[Website and app data records]

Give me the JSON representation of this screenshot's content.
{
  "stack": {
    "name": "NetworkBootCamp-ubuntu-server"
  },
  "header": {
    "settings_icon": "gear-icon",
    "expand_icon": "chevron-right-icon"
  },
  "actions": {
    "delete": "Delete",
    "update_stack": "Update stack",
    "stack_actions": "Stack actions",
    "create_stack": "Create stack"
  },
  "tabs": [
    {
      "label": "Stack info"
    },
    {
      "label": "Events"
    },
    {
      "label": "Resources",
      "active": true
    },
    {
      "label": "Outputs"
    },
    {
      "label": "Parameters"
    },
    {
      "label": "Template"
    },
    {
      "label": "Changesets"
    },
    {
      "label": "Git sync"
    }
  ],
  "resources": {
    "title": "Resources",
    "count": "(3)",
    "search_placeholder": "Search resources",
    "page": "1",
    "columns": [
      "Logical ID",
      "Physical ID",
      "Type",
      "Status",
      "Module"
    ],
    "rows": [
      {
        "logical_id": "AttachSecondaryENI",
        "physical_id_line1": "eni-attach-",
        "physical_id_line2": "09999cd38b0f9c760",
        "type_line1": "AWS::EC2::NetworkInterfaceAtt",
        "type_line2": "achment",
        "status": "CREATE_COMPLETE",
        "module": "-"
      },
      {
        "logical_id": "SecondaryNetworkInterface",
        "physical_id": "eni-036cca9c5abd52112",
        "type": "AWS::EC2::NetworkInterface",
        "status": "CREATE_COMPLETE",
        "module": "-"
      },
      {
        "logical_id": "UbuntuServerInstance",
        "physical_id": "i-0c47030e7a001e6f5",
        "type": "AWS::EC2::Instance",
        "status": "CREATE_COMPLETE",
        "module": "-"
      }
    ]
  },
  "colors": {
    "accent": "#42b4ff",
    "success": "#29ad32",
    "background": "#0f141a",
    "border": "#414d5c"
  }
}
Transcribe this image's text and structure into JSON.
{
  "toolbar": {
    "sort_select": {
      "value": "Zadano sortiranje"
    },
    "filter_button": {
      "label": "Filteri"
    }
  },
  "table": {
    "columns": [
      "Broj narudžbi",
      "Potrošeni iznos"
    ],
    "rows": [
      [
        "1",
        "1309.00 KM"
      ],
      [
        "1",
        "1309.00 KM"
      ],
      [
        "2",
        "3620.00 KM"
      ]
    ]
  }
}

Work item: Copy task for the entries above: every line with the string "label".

The answer:
      "label": "Stack info"
      "label": "Events"
      "label": "Resources",
      "label": "Outputs"
      "label": "Parameters"
      "label": "Template"
      "label": "Changesets"
      "label": "Git sync"
      "label": "Filteri"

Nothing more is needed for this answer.